## EXERCISE DESCRIPTION
Tally the lines below that contain "我的账户". The number is the whole answer.

********************

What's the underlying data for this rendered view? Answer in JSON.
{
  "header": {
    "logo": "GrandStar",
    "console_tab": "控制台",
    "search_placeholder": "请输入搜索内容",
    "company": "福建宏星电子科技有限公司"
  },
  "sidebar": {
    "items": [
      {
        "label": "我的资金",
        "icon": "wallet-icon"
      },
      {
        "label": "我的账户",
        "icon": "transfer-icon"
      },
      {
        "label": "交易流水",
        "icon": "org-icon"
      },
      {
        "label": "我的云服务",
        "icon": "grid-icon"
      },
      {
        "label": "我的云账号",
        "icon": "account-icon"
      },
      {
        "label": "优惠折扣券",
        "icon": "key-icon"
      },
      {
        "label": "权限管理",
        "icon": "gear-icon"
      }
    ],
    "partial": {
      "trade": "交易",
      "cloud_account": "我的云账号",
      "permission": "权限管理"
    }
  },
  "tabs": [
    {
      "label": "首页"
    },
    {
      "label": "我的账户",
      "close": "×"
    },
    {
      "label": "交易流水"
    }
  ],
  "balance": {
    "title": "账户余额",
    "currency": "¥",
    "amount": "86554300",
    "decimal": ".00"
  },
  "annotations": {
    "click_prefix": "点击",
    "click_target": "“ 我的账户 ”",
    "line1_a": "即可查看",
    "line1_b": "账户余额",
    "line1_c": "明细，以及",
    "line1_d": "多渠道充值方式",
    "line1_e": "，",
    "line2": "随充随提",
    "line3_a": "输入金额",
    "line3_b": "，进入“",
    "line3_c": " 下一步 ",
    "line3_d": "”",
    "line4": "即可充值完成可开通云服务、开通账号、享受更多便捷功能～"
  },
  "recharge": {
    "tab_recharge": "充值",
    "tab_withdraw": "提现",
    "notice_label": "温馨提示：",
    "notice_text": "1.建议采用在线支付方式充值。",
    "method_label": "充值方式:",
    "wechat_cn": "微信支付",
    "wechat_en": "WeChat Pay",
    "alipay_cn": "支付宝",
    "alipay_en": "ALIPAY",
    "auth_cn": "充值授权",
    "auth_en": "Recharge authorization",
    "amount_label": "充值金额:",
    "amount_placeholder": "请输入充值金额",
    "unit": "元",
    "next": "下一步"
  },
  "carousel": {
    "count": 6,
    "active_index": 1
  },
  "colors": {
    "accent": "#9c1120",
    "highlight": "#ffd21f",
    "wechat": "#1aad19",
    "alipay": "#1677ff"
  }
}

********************

## RESPONSE BOX
3